[App and web page records]
Start of Block

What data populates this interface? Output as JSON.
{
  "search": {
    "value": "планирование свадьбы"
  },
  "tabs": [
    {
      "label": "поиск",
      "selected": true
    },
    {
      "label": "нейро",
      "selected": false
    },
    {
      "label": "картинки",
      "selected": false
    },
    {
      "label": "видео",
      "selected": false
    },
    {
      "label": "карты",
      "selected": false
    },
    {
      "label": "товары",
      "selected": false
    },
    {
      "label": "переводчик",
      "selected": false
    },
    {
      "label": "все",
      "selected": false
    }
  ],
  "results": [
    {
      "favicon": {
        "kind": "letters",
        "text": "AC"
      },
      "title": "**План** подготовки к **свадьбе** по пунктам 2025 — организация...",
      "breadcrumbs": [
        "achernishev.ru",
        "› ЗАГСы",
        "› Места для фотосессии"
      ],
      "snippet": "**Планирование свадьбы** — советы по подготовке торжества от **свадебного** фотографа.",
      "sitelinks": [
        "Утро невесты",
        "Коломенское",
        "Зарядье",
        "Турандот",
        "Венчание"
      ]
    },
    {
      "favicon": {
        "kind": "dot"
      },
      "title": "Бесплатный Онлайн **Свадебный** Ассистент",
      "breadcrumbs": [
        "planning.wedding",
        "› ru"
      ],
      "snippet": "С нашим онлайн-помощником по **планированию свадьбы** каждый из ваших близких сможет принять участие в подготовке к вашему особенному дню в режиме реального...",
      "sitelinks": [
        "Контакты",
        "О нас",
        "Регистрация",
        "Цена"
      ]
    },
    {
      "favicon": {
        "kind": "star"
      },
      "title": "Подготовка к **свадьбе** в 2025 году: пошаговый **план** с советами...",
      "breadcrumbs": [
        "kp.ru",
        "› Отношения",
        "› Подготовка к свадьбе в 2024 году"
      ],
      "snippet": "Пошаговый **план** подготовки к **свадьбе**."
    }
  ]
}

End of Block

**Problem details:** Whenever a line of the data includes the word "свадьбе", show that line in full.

**Answer to this task:**
      "title": "**План** подготовки к **свадьбе** по пунктам 2025 — организация...",
      "title": "Подготовка к **свадьбе** в 2025 году: пошаговый **план** с советами...",
        "› Подготовка к свадьбе в 2024 году"
      "snippet": "Пошаговый **план** подготовки к **свадьбе**."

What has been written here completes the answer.